I looked over at Manoli, who was telling Jem something in Greek. It must've been a fairy tale, by the tone and the gestures he was using.
"I told you today, Erainya."
"Next week," she insisted.
I said sure. Before I could leave, Jem looked over and asked me what kind of party we would have when my hours got to zero. He wanted to know what kind of cake.
I told him I'd have to think about it.
When I got back to 90 Queen Anne my landlord Gary Hales was out front watering the sidewalk. It looked like he was doing a good job. A few new cracks had sprouted. A couple of slabs that had started to buckle up last week were buckling up a little more.
Gary's got a gray thumb.
"Howdy," I told him.
He looked at me like he was trying to figure out who I was.
Gary's a pale guy, kind of quivery, his skin washed out blue and his face all liquid.
Looking at him with a garden hose is kind of disconcerting because you're never really sure where the stream of water stops and Gary starts.
"Yeuh," he said. "Your lady friend's come by."
I sighed. "You let her in?"
A ripple went across his mouth.
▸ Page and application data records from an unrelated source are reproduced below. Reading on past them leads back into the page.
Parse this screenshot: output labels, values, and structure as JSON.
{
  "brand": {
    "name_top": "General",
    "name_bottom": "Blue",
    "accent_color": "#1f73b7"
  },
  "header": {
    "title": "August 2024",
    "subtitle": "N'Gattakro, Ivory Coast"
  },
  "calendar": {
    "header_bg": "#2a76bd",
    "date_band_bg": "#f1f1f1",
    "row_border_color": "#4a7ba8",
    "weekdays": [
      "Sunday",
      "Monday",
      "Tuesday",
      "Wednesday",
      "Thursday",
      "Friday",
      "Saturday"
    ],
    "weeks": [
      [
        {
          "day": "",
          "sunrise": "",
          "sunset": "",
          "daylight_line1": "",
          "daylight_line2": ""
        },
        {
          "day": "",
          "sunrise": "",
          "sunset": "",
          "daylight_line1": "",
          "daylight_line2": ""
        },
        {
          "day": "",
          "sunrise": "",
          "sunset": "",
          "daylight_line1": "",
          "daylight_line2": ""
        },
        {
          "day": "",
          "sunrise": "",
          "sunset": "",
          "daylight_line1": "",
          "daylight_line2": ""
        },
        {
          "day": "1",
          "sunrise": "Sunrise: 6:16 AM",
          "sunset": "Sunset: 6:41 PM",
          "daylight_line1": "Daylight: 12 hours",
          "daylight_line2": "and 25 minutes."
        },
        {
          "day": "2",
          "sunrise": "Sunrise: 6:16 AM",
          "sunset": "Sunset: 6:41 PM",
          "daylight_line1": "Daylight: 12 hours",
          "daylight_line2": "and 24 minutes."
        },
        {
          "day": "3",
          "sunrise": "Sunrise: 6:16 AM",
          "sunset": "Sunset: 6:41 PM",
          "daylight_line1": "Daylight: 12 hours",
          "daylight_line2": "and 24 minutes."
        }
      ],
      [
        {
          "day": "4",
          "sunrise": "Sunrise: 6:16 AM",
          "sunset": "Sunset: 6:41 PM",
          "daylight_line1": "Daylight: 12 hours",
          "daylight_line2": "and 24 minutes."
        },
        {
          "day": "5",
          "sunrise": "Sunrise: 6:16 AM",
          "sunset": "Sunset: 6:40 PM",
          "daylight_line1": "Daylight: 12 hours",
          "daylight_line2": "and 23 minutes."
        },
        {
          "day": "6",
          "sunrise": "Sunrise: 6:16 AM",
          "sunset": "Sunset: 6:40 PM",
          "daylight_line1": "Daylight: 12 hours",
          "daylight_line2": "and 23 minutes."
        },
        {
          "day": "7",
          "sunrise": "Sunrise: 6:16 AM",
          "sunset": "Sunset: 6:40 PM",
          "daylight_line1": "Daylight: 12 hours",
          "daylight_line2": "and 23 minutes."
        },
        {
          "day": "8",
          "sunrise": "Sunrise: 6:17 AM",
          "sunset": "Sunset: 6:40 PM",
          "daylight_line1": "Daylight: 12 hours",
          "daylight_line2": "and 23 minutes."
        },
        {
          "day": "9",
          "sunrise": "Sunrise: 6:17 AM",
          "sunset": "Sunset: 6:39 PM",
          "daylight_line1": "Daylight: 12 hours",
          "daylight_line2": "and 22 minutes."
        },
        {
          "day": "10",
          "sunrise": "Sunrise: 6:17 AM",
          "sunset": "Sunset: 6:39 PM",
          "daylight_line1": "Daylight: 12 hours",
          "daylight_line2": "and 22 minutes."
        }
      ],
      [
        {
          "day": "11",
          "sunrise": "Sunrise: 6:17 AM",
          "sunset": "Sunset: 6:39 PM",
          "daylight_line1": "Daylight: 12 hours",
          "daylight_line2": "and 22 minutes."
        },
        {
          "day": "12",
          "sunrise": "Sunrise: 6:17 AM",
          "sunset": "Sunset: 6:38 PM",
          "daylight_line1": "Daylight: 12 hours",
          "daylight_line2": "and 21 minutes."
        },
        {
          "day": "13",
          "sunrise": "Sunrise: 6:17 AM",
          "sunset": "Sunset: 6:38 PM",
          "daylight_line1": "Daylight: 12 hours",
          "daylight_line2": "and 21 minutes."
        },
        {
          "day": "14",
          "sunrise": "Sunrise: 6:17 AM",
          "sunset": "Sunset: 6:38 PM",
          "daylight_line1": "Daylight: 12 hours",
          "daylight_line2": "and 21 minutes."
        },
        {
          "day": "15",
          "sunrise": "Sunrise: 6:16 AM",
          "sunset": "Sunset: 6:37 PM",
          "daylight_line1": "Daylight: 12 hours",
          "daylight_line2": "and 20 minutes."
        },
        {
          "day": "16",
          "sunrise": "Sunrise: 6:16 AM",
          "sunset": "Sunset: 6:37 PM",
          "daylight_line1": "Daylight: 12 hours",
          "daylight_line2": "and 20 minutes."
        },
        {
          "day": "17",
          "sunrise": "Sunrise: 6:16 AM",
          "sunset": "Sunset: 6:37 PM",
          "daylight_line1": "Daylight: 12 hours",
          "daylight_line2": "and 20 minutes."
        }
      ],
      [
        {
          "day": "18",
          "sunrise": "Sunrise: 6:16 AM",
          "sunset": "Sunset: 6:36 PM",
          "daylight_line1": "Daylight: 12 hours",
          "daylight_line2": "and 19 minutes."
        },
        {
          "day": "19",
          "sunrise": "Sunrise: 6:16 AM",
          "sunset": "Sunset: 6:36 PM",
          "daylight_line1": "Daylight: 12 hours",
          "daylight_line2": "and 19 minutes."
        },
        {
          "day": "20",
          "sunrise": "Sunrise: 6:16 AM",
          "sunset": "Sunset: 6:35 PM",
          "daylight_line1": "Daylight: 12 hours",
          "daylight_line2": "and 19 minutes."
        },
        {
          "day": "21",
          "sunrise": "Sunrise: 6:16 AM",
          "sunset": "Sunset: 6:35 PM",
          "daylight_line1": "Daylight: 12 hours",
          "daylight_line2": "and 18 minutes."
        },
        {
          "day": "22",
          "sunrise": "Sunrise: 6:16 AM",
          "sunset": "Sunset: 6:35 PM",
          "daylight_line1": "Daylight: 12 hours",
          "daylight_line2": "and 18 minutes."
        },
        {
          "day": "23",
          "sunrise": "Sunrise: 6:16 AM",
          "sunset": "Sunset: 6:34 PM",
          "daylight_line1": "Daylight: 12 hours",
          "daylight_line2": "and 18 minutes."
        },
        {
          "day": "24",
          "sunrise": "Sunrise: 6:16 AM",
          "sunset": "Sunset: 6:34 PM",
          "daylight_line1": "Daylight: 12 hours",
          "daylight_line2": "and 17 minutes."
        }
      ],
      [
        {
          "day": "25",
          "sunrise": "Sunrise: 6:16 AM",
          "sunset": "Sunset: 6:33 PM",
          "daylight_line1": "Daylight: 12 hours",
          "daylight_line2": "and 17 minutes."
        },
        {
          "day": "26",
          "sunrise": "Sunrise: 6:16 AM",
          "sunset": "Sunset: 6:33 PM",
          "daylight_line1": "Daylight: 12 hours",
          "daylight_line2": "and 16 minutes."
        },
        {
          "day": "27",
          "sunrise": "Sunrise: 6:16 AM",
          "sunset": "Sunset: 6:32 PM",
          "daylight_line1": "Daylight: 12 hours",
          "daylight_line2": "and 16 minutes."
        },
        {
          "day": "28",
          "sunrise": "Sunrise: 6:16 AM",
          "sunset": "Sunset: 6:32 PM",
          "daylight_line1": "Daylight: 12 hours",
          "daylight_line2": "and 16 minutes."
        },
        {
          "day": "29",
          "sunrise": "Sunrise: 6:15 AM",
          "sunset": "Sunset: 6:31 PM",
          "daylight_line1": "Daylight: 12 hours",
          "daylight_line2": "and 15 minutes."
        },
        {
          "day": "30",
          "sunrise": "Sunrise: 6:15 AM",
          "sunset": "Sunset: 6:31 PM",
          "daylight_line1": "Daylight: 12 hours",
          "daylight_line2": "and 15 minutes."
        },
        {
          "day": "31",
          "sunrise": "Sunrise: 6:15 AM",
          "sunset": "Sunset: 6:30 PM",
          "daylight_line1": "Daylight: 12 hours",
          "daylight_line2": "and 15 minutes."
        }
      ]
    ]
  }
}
Maybe it was a smile. Gary's a sucker for the sweettalking ladies.
"You old dog," I said. "What'd she promise you this time?"
Another ripple. "Yeuh. Should make her a key, I reckon."
I walked around to the right side of the house. The yard was crunchy with pecans and mesquite bean pods and red bougainvillea petals, the closest we get to fall colours in South Texas.
Ninety Queen Anne was a decaying twostory craftsman in a state of major denial. It had a dignified facade, intricate woodwork around the windows, a huge bougainvilleadraped front porch where you could sit out of an evening and sip your margarita. But the white paint had started to peel a long time ago, and the green shingled roof sagged in the middle. Sometime in the 1950s the whole house had shifted on its foundations so the right half drooped slightly backward. My mother said it looked paralyzed. I preferred to think of it as extremely relaxed.
When I got to the porch of my inlaw apartment Carolaine Smith was standing in the doorway, letting the air conditioning escape. She was holding the telephone toward me.
Carolaine had on her anchorperson costume—a white silk blouse and conservative blue skirt and blazer, her dark blond hair done up big, brushed away from her face, her makeup heavy for the cameras. Only her prescription glasses were out of costume.
They were large black mousy jobs left over from her days as a smalltime reporter, back when she still called herself Carolyn. She only wore the glasses now when she wanted to see.
"So who's Annie at First Texan?" she asked. "She sounds cute."
Carolaine handed me the receiver.
Annie at First Texan had pretty much the same question about Carolaine, but she finally agreed to give me the information I'd asked her for last Friday about Julie Kearnes.
Carolaine went into the kitchen, where it smelled like something was burning. I stood in the middle of the living room and looked around. My laundry had been put away for me. The futon was put back into couch position. The swords were off the coffee table and back in the wall rack. Robert Johnson had climbed to the top of the closet and was hiding between two shoe boxes.
He peered out at me hopefully.
I shook my head to tell him that Carolaine was still here.
He made a low growl and disappeared back into the shadows.
Annie started telling me about Julie Kearnes' checking account. Biweekly direct deposits from something called Paintbrush Enterprises—$250 each, steady for the last two months, which was as far back as Annie had pulled the files. A few sporadic pay checks from a temp employment firm in Austin. All other deposits in cash, probably gig money, none of them large amounts. Three overdrafts at H.E.B. Central Market. The usual monthly bills. Julie's balance at the moment was $42.33. About forty dollars more than mine.
Annie told me I owed her bigtime for risking her job.
"Like Garth Brooks," she suggested. "And dinner at La Margarita."